**Exercise details**
Report the lines of the material that carry the string "text".

**Data excerpts**
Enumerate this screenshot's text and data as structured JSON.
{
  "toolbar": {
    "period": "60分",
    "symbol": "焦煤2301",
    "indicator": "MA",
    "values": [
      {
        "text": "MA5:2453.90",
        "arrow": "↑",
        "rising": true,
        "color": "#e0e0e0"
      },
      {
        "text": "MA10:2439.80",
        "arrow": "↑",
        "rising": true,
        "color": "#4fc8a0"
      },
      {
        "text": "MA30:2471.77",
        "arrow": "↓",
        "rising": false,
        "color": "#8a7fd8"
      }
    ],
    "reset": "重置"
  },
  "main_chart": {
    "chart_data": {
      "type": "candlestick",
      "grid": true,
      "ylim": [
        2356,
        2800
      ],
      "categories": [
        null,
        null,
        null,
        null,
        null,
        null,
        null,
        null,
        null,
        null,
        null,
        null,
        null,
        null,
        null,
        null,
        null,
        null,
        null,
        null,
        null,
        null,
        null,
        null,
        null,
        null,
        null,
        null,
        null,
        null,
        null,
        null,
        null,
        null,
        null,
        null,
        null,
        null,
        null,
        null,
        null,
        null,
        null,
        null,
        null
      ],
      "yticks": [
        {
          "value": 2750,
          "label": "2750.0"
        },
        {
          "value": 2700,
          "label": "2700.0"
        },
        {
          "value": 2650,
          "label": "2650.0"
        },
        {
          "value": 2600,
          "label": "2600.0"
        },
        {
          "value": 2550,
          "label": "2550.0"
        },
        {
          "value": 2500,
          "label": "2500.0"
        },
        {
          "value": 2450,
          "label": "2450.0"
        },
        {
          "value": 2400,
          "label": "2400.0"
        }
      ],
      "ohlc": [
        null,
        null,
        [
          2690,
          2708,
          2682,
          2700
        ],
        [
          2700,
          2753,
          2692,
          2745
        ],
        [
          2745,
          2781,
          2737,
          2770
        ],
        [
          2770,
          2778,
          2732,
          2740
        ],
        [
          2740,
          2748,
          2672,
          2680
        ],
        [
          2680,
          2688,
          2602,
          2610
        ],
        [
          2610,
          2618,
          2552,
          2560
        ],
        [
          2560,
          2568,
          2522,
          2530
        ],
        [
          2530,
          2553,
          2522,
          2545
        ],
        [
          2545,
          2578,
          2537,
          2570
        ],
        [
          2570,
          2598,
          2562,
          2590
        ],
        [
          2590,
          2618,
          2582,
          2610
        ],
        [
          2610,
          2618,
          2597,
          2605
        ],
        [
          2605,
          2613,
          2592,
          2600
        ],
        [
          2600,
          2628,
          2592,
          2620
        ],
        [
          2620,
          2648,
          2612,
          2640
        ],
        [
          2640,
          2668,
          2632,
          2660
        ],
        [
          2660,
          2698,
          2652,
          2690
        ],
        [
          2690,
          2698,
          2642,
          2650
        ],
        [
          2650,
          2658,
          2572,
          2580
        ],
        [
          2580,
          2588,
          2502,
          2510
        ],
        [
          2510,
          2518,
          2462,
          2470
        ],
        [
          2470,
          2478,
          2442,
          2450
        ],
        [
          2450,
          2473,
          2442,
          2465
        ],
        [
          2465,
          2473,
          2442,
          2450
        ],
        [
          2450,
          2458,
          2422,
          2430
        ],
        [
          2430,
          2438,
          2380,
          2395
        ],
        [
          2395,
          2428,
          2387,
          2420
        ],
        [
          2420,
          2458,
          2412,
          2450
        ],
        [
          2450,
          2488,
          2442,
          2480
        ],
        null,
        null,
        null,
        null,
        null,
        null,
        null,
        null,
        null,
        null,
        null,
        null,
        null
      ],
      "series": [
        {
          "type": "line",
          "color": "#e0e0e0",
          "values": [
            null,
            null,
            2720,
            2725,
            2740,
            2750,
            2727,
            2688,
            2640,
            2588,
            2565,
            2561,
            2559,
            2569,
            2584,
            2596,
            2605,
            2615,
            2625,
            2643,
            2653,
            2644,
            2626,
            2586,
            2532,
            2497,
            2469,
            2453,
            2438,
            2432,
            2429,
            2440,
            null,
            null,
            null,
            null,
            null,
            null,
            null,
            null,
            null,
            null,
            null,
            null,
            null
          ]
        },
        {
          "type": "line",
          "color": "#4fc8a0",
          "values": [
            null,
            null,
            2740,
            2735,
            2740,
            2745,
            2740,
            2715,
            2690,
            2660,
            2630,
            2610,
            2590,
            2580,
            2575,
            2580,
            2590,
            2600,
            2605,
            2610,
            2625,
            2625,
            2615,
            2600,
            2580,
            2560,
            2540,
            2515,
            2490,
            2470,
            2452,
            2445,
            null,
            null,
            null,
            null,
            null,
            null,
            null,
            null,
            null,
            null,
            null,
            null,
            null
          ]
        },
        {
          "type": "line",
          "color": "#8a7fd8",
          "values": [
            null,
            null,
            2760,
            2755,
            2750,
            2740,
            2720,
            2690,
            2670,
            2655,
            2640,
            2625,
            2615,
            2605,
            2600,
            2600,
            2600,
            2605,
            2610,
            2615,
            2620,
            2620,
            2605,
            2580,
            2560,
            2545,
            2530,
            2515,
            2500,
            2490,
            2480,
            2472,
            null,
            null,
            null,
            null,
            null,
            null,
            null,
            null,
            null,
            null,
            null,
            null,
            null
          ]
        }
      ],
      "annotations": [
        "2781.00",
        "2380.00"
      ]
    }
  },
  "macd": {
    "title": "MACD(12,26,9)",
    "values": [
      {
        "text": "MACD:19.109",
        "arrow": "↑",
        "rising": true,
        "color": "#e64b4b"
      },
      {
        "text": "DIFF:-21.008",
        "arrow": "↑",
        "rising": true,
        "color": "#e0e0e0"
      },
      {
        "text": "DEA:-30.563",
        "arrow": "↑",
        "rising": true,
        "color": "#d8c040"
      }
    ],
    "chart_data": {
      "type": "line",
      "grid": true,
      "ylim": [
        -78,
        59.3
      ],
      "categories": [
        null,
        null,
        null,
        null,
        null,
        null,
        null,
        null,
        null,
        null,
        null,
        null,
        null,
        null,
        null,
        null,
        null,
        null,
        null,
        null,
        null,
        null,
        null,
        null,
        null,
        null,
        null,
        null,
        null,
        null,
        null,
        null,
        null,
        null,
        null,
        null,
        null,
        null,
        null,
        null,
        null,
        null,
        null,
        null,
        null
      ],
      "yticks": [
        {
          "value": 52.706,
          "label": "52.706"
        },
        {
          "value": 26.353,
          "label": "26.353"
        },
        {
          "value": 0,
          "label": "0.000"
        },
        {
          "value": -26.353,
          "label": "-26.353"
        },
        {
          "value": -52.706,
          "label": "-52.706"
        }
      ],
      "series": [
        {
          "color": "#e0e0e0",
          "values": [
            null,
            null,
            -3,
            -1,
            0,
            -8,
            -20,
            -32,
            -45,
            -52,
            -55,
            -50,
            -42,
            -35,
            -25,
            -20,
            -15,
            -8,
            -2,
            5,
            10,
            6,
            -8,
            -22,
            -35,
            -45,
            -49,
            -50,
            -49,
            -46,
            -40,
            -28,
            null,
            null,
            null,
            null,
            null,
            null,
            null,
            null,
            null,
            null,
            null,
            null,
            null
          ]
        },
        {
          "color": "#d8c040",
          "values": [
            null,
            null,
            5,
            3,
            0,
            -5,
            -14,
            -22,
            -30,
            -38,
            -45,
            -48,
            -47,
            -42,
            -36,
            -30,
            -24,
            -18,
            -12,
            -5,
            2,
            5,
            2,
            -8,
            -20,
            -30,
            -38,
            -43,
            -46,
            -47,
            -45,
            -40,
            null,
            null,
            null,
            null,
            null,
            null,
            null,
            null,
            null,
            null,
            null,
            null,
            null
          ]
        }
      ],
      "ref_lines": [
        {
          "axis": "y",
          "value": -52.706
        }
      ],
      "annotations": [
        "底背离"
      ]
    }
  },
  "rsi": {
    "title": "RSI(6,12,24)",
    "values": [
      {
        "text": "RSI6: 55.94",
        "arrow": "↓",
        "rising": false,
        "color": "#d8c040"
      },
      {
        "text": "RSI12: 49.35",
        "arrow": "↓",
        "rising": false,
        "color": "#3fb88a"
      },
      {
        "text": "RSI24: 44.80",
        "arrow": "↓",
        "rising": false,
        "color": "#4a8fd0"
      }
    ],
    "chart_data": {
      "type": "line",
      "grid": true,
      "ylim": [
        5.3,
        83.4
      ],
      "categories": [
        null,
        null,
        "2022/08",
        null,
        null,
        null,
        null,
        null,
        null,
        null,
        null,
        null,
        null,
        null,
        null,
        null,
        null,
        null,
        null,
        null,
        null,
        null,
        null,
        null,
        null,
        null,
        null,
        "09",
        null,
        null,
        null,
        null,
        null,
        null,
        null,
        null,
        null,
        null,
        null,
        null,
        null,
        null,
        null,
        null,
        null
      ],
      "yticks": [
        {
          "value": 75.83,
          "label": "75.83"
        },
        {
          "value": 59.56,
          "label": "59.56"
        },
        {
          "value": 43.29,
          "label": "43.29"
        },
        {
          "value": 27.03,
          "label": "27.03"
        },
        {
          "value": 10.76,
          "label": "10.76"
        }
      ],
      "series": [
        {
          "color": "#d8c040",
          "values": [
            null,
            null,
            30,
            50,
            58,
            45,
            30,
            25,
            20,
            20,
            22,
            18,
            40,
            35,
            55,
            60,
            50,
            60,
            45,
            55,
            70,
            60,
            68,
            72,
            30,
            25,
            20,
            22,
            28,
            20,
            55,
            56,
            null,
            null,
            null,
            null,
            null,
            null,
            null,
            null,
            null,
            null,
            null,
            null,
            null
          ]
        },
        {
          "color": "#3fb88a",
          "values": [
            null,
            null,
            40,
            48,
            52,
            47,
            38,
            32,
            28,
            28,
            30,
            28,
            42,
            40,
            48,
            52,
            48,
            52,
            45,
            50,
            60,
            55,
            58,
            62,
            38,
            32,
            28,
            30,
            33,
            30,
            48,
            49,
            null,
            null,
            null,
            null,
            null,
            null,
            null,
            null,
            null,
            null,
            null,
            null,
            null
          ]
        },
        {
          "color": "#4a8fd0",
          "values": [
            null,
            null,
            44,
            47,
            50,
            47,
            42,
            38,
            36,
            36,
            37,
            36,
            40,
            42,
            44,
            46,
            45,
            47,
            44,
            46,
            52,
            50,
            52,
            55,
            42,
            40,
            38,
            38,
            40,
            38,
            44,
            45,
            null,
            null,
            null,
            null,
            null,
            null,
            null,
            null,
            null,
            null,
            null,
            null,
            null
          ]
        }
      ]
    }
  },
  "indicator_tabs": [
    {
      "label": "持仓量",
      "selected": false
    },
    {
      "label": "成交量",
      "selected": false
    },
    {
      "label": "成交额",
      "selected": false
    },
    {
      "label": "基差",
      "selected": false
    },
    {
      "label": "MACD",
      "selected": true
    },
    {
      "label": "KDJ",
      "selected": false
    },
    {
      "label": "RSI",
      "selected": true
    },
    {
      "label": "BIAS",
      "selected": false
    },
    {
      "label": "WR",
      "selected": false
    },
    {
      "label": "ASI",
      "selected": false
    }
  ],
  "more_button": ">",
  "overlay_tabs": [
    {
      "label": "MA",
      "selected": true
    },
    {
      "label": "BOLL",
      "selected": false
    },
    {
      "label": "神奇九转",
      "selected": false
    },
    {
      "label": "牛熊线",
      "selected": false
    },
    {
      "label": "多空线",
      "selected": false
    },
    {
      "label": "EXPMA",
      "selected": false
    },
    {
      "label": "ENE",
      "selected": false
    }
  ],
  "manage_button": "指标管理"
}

**Response for this exercise**
Enumerate this screenshot's text and data as structured JSON.
        "text": "MA5:2453.90",
        "text": "MA10:2439.80",
        "text": "MA30:2471.77",
        "text": "MACD:19.109",
        "text": "DIFF:-21.008",
        "text": "DEA:-30.563",
        "text": "RSI6: 55.94",
        "text": "RSI12: 49.35",
        "text": "RSI24: 44.80",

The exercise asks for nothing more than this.